In the summer, McKee, who covers 13 towns in southern New Hampshire, is out checking fishermen’s licenses and stocking fish, helping injured or lost hikers in the White Mountains, or looking for missing dementia patients.

Fall is hunting season, and everyone he runs into is armed, which keeps the senses heightened. From goose and bear through to deer and moose seasons, he’s walking the woods in a red jacket looking for camouflaged people with guns. He’s well aware they have the upper hand if they’re not in a good mood.

“When winter rolls around, we’re checking ice fishermen and are out on the snowmobile trails, which have speed limits just like the highways, so we put radar on them,” says McKee. “They have to be registered just like a car and drivers have to have a license. They never stay on the trails, so I get them back on, give ’em a couple tickets.”

Spring brings nuisance animals like skunks and raccoons.

A New Hampshire native, McKee grew up hunting and fishing with his grandfather, and they often encountered game wardens who checked their licenses. McKee realized he could earn a living helping people and being outside, and by the time he was a teenager his mission was to become a conservation officer. He made it happen at Colby-Sawyer, where he geared his education to meeting his goal. Courses on flora and fauna identification, ecology and animal behavior combined with White Mountain history, English and writing (he writes a lot of reports) to create the perfect interdisciplinary background for a multi-faceted job that demands critical thinking, clear communication and on-the-spot decision making.

“I have a lot of fond memories of Colby-Sawyer,” says McKee. “My education was outside and hands-on whenever possible, and that’s the way I like it -- interactive rather than always in a classroom.”

Interactive is one way to describe McKee’s job -– he’s been shot at and in three fights. The worst was in 2011, when he saw an intoxicated boater knock over a couple kayaks. When McKee was finally able to board the boat, a punch broke his eye socket and he lost his vision for more than a week. The boater spent seven years in jail.

“There’s never a dull moment on the job,” says McKee. “My calls could be anything; the other day it was an owl that flew through a window into someone’s house, so I went down to get that, and then I checked fishermen on a local pond. I washed the cruiser, which didn’t make a bit of difference with the salt, but they wanted it washed; then I went home to do paperwork, got a call for a raccoon in someone’s garage and took care of that, went off duty, polished all my gear and then at nine o’clock got called out for a snowmobile accident. Not too long ago we had a drowning, so we went up there to look for the person.
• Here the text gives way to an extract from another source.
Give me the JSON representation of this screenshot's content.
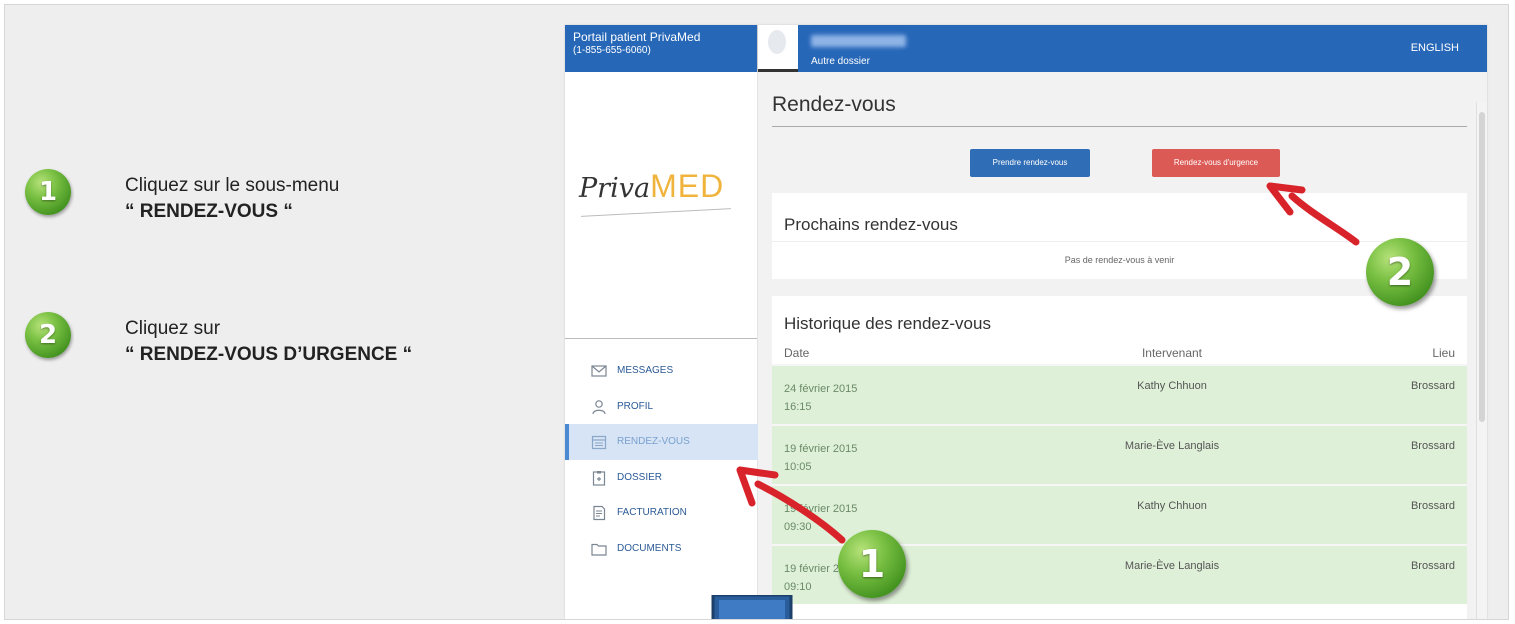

It all depends, on any given day.”

As a member of the dive team, McKee is called on for both evidence dives -– looking for a safe reportedly dumped in the Merrimack River, for example (he found six -– but not the one in question), and recovery.

“It’s not fun; we know we’re going to find a body, which is like looking for a needle in a haystack,” says McKee, “but it’s nice to bring closure to families. It’s good to bring loved ones back home.”

In 2010, McKee was honored with the Fish and Game Law Enforcement Division's Life Saving Award for his quick thinking and extraordinary first-aid skills in response to a car accident.

Is the life of a conservation officer what he thought it would be? “It’s better,” McKee says with a grin. “If you do what you love, it’s not work."